[W]hen you rob people of what little they have, in order to protect the interests of those who have more than anyone deserves, you should expect resistance—whether organized protests or spontaneous looting.And that’s not politics. It’s physics.
I understand what Klein means, but I don't necessarily agree with her exclusive distinction between "politics" and "physics." Her article accepts the premise that the riots weren't an explicitly political protest, in that they didn't promote any particular party or policy agenda, but I don't see why the "physics" by which Klein determines resistance to be inevitable can't be part of political science. I assume that by "politics" Klein means "party politics," but politics in the sense of the science (or art) of collective self-government is not hostile, or shouldn't be, to the hypothesis of a "physical" law of cause and effect or provocation and response. A wise politician should be governed by such laws in making policy, so long as they stand up to the scientific method of history.
I can also see why some readers will find Klein's column objectionable. It wouldn't surprise me to see it cited on Republican blogs or radio programs as evidence that Klein condones, applauds or encourages rioting. From a perspective that isn't strictly Republican or conservative, her assertion of "physics" must look alarmingly amoral or outright immoral. Just in time for the inescapable commemoration of the 2001 terrorist attacks on the U.S., Klein's article will likely revive the debate between "physical" and "moral" readings of mass violence. For many readers -- though perhaps not so many readers of The Nation -- Klein's "physics" will seem designed to absolve rioters of moral responsibility for their actions. Ever since September 2001, similar critics have treated any discussion of possible provocations for the al-Qaeda attacks the same way; to say that Mohammed Atta was provoked by anything that might have been prevented by a more pragmatic American foreign policy is to "justify" his crime and absolve him of his actually permanent moral responsibility not to commit mass murder. From the moralist perspective, there can be no such thing as a "physics" that makes violence inevitable. No matter how poor, oppressed or generally downtrodden you are, no matter whether you perceive that crimes have been committed against you and yours, you remain morally obliged not to answer crime with crime. If a Briton breaks a shop window, or an Arab breaks a skyscraper, moral responsibility lies entirely with the perpetrator in either case because he could always refuse to give in to his rage.

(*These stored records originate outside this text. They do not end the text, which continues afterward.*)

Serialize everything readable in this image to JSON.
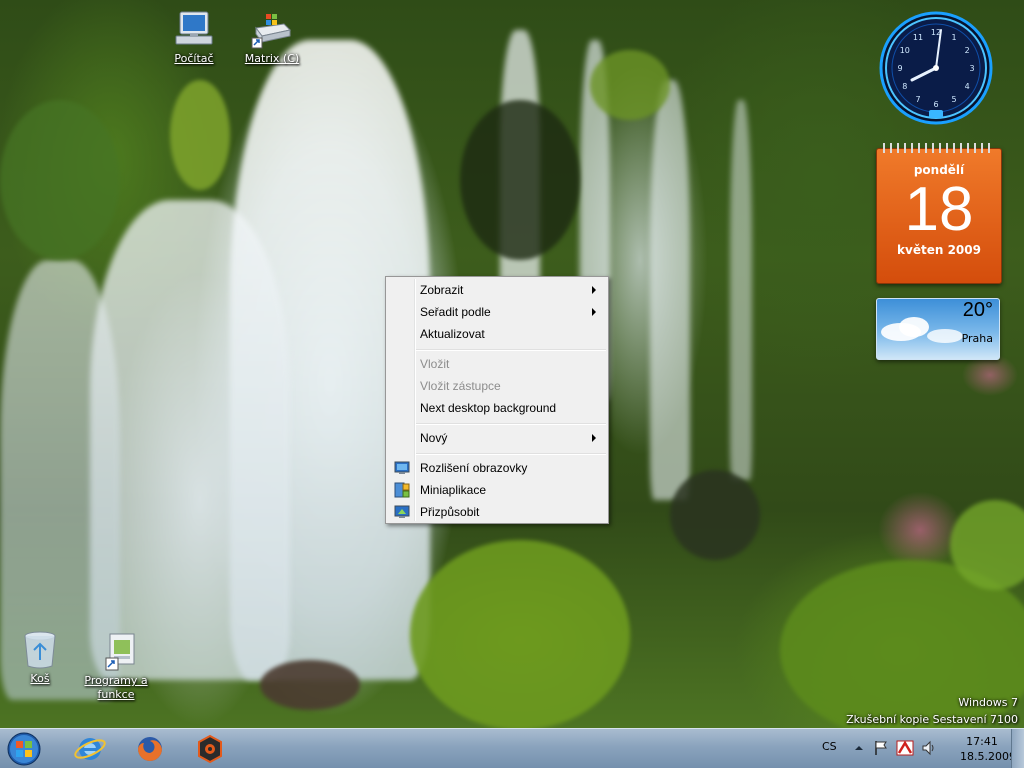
{
  "desktop": {
    "icons": [
      {
        "label": "Počítač"
      },
      {
        "label": "Matrix (C)"
      },
      {
        "label": "Koš"
      },
      {
        "label": "Programy a funkce"
      }
    ]
  },
  "gadgets": {
    "clock": {
      "time": "17:41",
      "numbers": [
        "12",
        "1",
        "2",
        "3",
        "4",
        "5",
        "6",
        "7",
        "8",
        "9",
        "10",
        "11"
      ]
    },
    "calendar": {
      "weekday": "pondělí",
      "day": "18",
      "month_year": "květen 2009"
    },
    "weather": {
      "temperature": "20°",
      "city": "Praha"
    }
  },
  "context_menu": {
    "items": [
      {
        "label": "Zobrazit",
        "submenu": true,
        "enabled": true
      },
      {
        "label": "Seřadit podle",
        "submenu": true,
        "enabled": true
      },
      {
        "label": "Aktualizovat",
        "enabled": true
      },
      {
        "label": "Vložit",
        "enabled": false
      },
      {
        "label": "Vložit zástupce",
        "enabled": false
      },
      {
        "label": "Next desktop background",
        "enabled": true
      },
      {
        "label": "Nový",
        "submenu": true,
        "enabled": true
      },
      {
        "label": "Rozlišení obrazovky",
        "icon": "display-icon",
        "enabled": true
      },
      {
        "label": "Miniaplikace",
        "icon": "gadgets-icon",
        "enabled": true
      },
      {
        "label": "Přizpůsobit",
        "icon": "personalize-icon",
        "enabled": true
      }
    ]
  },
  "watermark": {
    "line1": "Windows 7",
    "line2": "Zkušební kopie Sestavení 7100"
  },
  "taskbar": {
    "pinned": [
      "internet-explorer-icon",
      "firefox-icon",
      "reason-icon"
    ],
    "language": "CS",
    "clock_time": "17:41",
    "clock_date": "18.5.2009"
  },
  "colors": {
    "taskbar": "#8aa3bd",
    "menu_background": "#f0f0f0",
    "calendar_orange": "#e3611a",
    "disabled_text": "#8d8d8d"
  }
}
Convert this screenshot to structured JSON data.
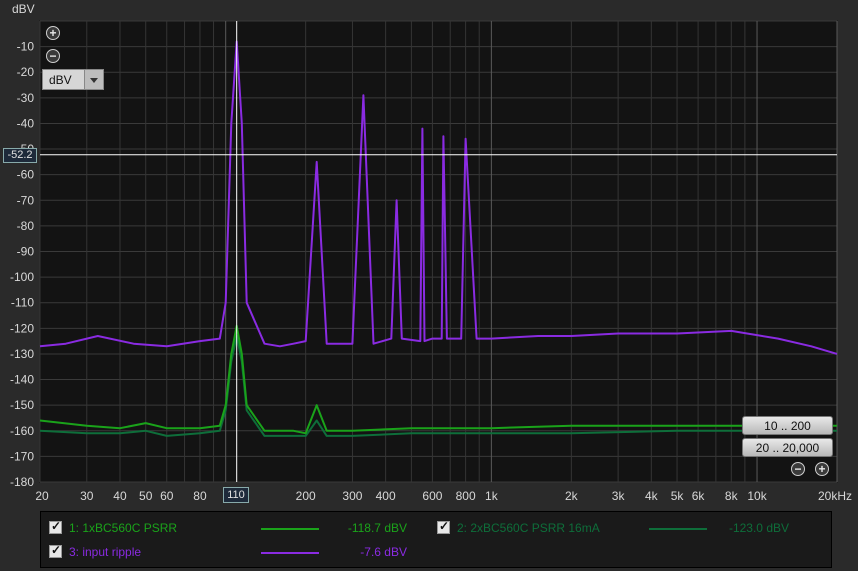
{
  "chart_data": {
    "type": "line",
    "ylabel": "dBV",
    "xunit": "kHz",
    "x_scale": "log",
    "xlim": [
      20,
      20000
    ],
    "ylim": [
      -180,
      0
    ],
    "grid": true,
    "y_ticks": [
      "-10",
      "-20",
      "-30",
      "-40",
      "-50",
      "-60",
      "-70",
      "-80",
      "-90",
      "-100",
      "-110",
      "-120",
      "-130",
      "-140",
      "-150",
      "-160",
      "-170",
      "-180"
    ],
    "x_ticks": [
      {
        "v": 20,
        "label": "20"
      },
      {
        "v": 30,
        "label": "30"
      },
      {
        "v": 40,
        "label": "40"
      },
      {
        "v": 50,
        "label": "50"
      },
      {
        "v": 60,
        "label": "60"
      },
      {
        "v": 80,
        "label": "80"
      },
      {
        "v": 100,
        "label": "1"
      },
      {
        "v": 200,
        "label": "200"
      },
      {
        "v": 300,
        "label": "300"
      },
      {
        "v": 400,
        "label": "400"
      },
      {
        "v": 600,
        "label": "600"
      },
      {
        "v": 800,
        "label": "800"
      },
      {
        "v": 1000,
        "label": "1k"
      },
      {
        "v": 2000,
        "label": "2k"
      },
      {
        "v": 3000,
        "label": "3k"
      },
      {
        "v": 4000,
        "label": "4k"
      },
      {
        "v": 5000,
        "label": "5k"
      },
      {
        "v": 6000,
        "label": "6k"
      },
      {
        "v": 8000,
        "label": "8k"
      },
      {
        "v": 10000,
        "label": "10k"
      },
      {
        "v": 20000,
        "label": "20kHz"
      }
    ],
    "cursor": {
      "x": 110,
      "y": -52.2,
      "x_label": "110",
      "y_label": "-52.2"
    },
    "series": [
      {
        "name": "3: input ripple",
        "color": "#8a2be2",
        "value": "-7.6 dBV",
        "x": [
          20,
          25,
          33,
          45,
          60,
          80,
          95,
          100,
          105,
          110,
          115,
          120,
          140,
          160,
          180,
          200,
          220,
          240,
          300,
          330,
          360,
          420,
          440,
          460,
          540,
          550,
          560,
          600,
          650,
          660,
          680,
          770,
          800,
          880,
          1000,
          1500,
          2000,
          3000,
          5000,
          8000,
          12000,
          16000,
          20000
        ],
        "y": [
          -127,
          -126,
          -123,
          -126,
          -127,
          -125,
          -124,
          -110,
          -40,
          -8,
          -40,
          -110,
          -126,
          -127,
          -126,
          -125,
          -55,
          -126,
          -126,
          -29,
          -126,
          -124,
          -70,
          -124,
          -125,
          -42,
          -125,
          -124,
          -124,
          -45,
          -124,
          -124,
          -46,
          -124,
          -124,
          -123,
          -123,
          -122,
          -122,
          -121,
          -124,
          -127,
          -130
        ]
      },
      {
        "name": "1: 1xBC560C PSRR",
        "color": "#1aa31a",
        "value": "-118.7 dBV",
        "x": [
          20,
          30,
          40,
          50,
          60,
          80,
          95,
          100,
          105,
          110,
          115,
          120,
          140,
          180,
          200,
          220,
          240,
          300,
          500,
          1000,
          2000,
          5000,
          10000,
          20000
        ],
        "y": [
          -156,
          -158,
          -159,
          -157,
          -159,
          -159,
          -158,
          -150,
          -130,
          -119,
          -130,
          -150,
          -160,
          -160,
          -161,
          -150,
          -160,
          -160,
          -159,
          -159,
          -158,
          -158,
          -158,
          -158
        ]
      },
      {
        "name": "2: 2xBC560C PSRR 16mA",
        "color": "#0e6e3a",
        "value": "-123.0 dBV",
        "x": [
          20,
          30,
          40,
          50,
          60,
          80,
          95,
          100,
          105,
          110,
          115,
          120,
          140,
          180,
          200,
          220,
          240,
          300,
          500,
          1000,
          2000,
          5000,
          10000,
          20000
        ],
        "y": [
          -160,
          -161,
          -161,
          -160,
          -162,
          -161,
          -160,
          -152,
          -133,
          -123,
          -133,
          -152,
          -162,
          -162,
          -162,
          -156,
          -162,
          -162,
          -161,
          -161,
          -161,
          -160,
          -160,
          -160
        ]
      }
    ]
  },
  "controls": {
    "unit_select": "dBV",
    "range_buttons": [
      "10 .. 200",
      "20 .. 20,000"
    ]
  }
}
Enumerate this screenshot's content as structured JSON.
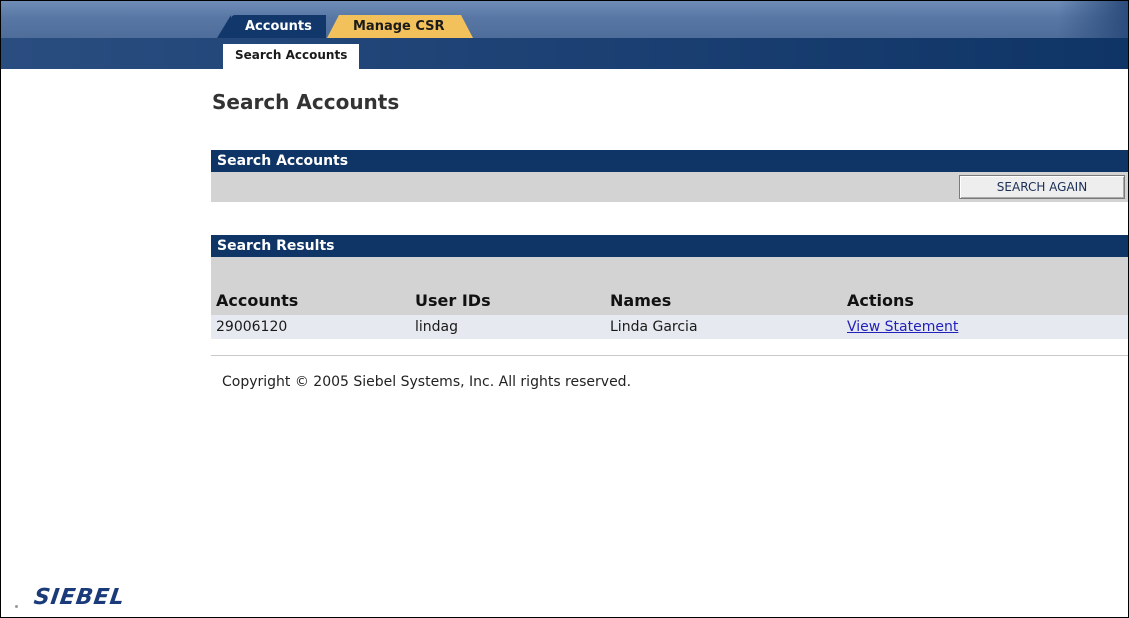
{
  "nav": {
    "tabs": [
      {
        "label": "Accounts"
      },
      {
        "label": "Manage CSR"
      }
    ],
    "subtabs": [
      {
        "label": "Search Accounts"
      }
    ]
  },
  "page": {
    "title": "Search Accounts"
  },
  "search_panel": {
    "header": "Search Accounts",
    "button_label": "SEARCH AGAIN"
  },
  "results": {
    "header": "Search Results",
    "columns": [
      "Accounts",
      "User IDs",
      "Names",
      "Actions"
    ],
    "rows": [
      {
        "account": "29006120",
        "user_id": "lindag",
        "name": "Linda Garcia",
        "action": "View Statement"
      }
    ]
  },
  "footer": {
    "copyright": "Copyright © 2005 Siebel Systems, Inc. All rights reserved.",
    "logo": "SIEBEL"
  },
  "colors": {
    "nav_dark": "#0f3466",
    "active_tab": "#f3c15b",
    "panel_gray": "#d3d3d3",
    "link": "#2222bb"
  }
}
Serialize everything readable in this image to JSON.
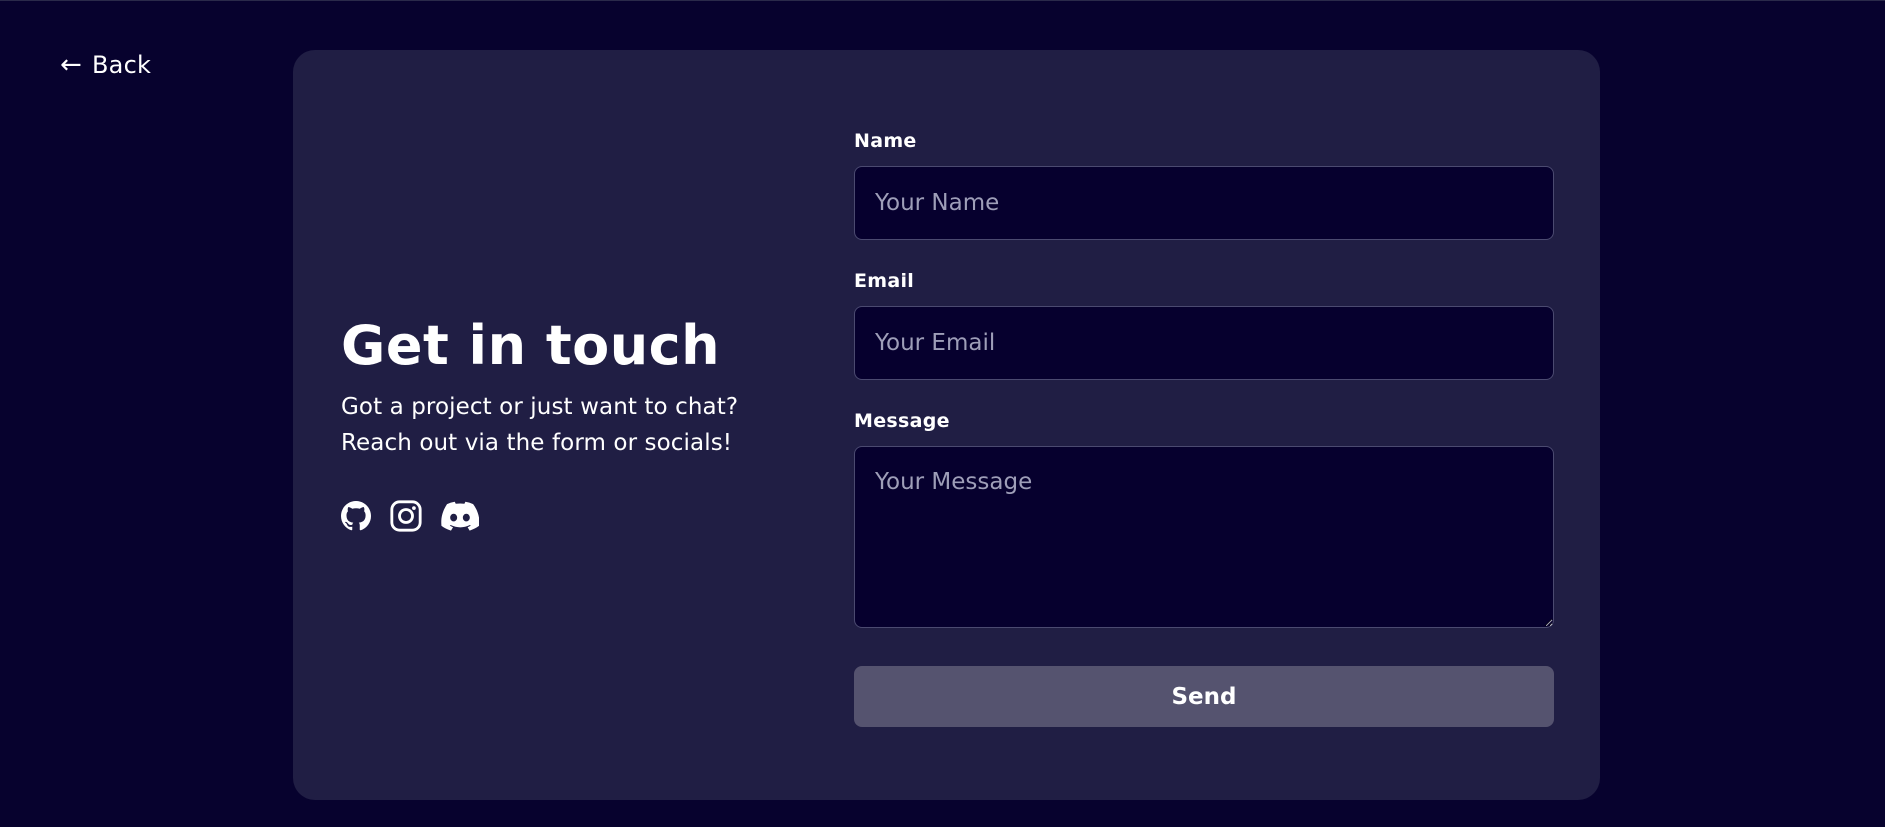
{
  "nav": {
    "back_label": "Back",
    "back_icon": "left-arrow-icon"
  },
  "intro": {
    "title": "Get in touch",
    "subtitle_line1": "Got a project or just want to chat?",
    "subtitle_line2": "Reach out via the form or socials!"
  },
  "socials": [
    {
      "name": "github",
      "icon": "github-icon"
    },
    {
      "name": "instagram",
      "icon": "instagram-icon"
    },
    {
      "name": "discord",
      "icon": "discord-icon"
    }
  ],
  "form": {
    "name": {
      "label": "Name",
      "placeholder": "Your Name",
      "value": ""
    },
    "email": {
      "label": "Email",
      "placeholder": "Your Email",
      "value": ""
    },
    "message": {
      "label": "Message",
      "placeholder": "Your Message",
      "value": ""
    },
    "submit_label": "Send"
  },
  "colors": {
    "page_background": "#07022e",
    "card_background": "#201e44",
    "input_background": "#06002e",
    "input_border": "#4b4a70",
    "button_background": "#55536f",
    "text": "#ffffff",
    "placeholder": "#9e9eb8"
  }
}
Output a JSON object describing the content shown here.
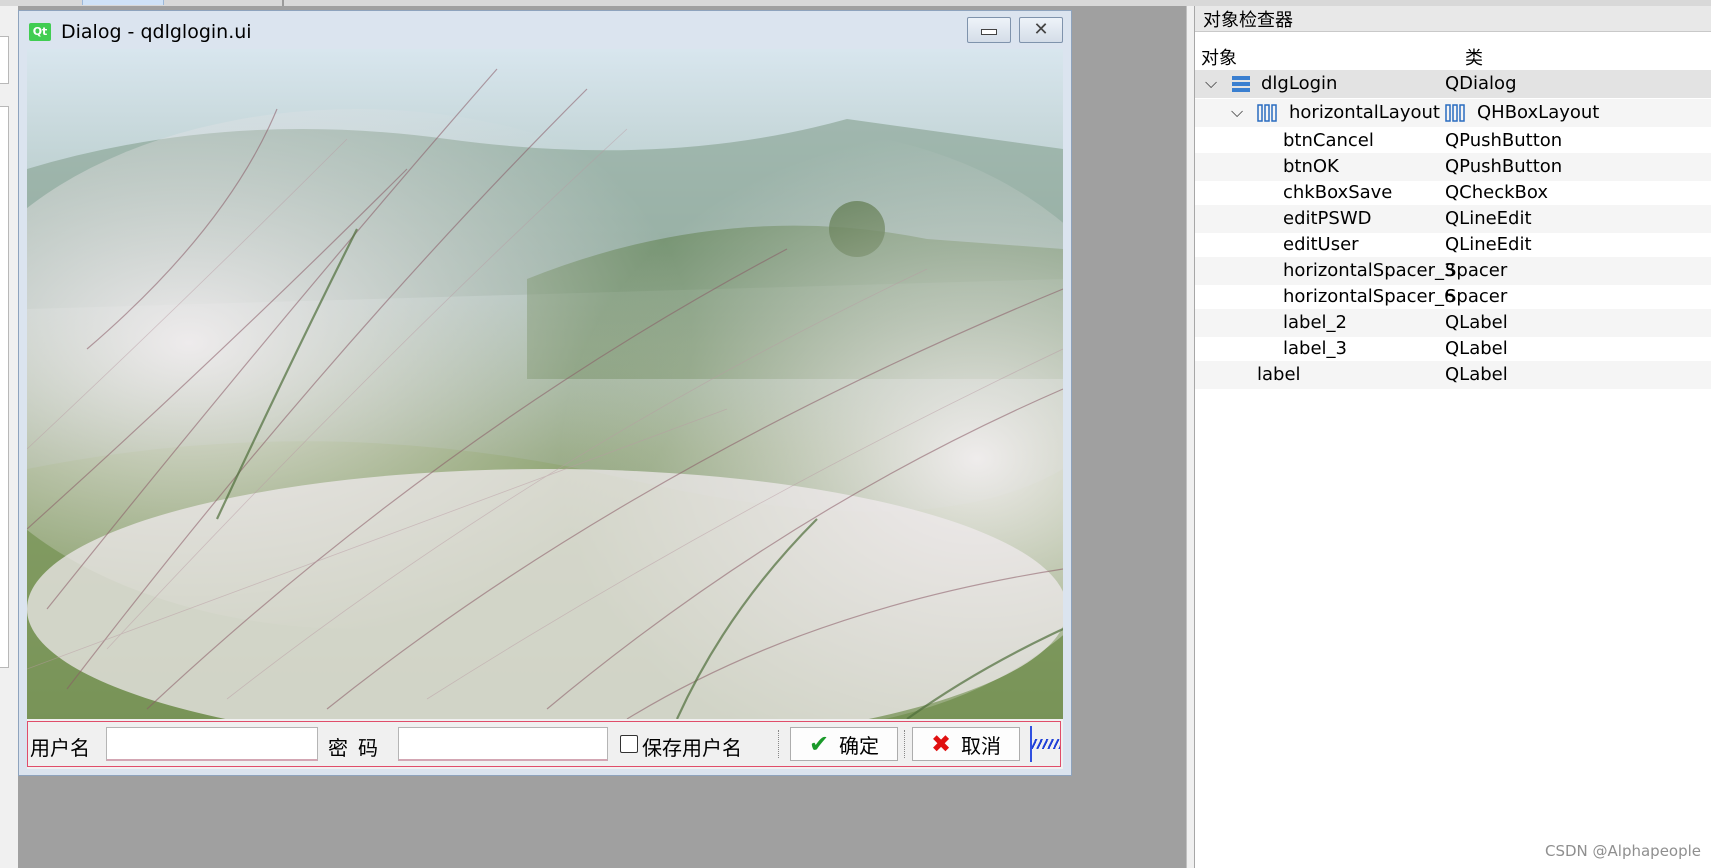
{
  "dialog": {
    "title": "Dialog - qdlglogin.ui",
    "logo": "Qt",
    "min_glyph": "—",
    "close_glyph": "✕"
  },
  "form": {
    "user_label": "用户名",
    "pwd_label": "密码",
    "user_value": "",
    "pwd_value": "",
    "save_checkbox_label": "保存用户名",
    "save_checked": false,
    "ok_label": "确定",
    "cancel_label": "取消",
    "ok_icon": "checkmark-icon",
    "cancel_icon": "red-x-icon"
  },
  "inspector": {
    "title": "对象检查器",
    "col_object": "对象",
    "col_class": "类",
    "rows": [
      {
        "name": "dlgLogin",
        "class": "QDialog",
        "level": 0,
        "expanded": true,
        "icon": "dialog-icon",
        "selected": true
      },
      {
        "name": "horizontalLayout",
        "class": "QHBoxLayout",
        "level": 1,
        "expanded": true,
        "icon": "hbox-layout-icon"
      },
      {
        "name": "btnCancel",
        "class": "QPushButton",
        "level": 2
      },
      {
        "name": "btnOK",
        "class": "QPushButton",
        "level": 2
      },
      {
        "name": "chkBoxSave",
        "class": "QCheckBox",
        "level": 2
      },
      {
        "name": "editPSWD",
        "class": "QLineEdit",
        "level": 2
      },
      {
        "name": "editUser",
        "class": "QLineEdit",
        "level": 2
      },
      {
        "name": "horizontalSpacer_3",
        "class": "Spacer",
        "level": 2
      },
      {
        "name": "horizontalSpacer_6",
        "class": "Spacer",
        "level": 2
      },
      {
        "name": "label_2",
        "class": "QLabel",
        "level": 2
      },
      {
        "name": "label_3",
        "class": "QLabel",
        "level": 2
      },
      {
        "name": "label",
        "class": "QLabel",
        "level": 1
      }
    ]
  },
  "watermark": {
    "csdn": "CSDN @Alphapeople"
  },
  "colors": {
    "qt_green": "#41cd52",
    "layout_border": "#e04d6a",
    "spacer_blue": "#2040d8"
  }
}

In a way she may not have intended, Klein may have drawn a meaningful distinction between a physics of collective behavior and a politics designed to deny or suppress the laws of that physics. It is political to deny any causal relationship between an alleged provocation and a violent reaction, just as it is to condemn the violent reaction as immoral without inquiring whether it had anything to do with prior immorality from other sources. It is political to assert a self-serving morality that endorses one's own actions, no matter what their consequences for others, while forbidding what might seem an inevitable or necessary reaction from another perspective. It's political for multiple moralities to contradict and clash with each other in the apparent absence of an objective morality that judges actions equally regardless of the actors. As each seeks to impose itself upon all, and each constituency insists on a primal right to take what it needs, whether by the "daytime robbery" of austerity and privatization or by the "nighttime robbery" of rioting and looting, conflict -- if not violence -- is inevitable. And it's probably just as inevitable, just as much a matter of "physics," for some to insist that it's not.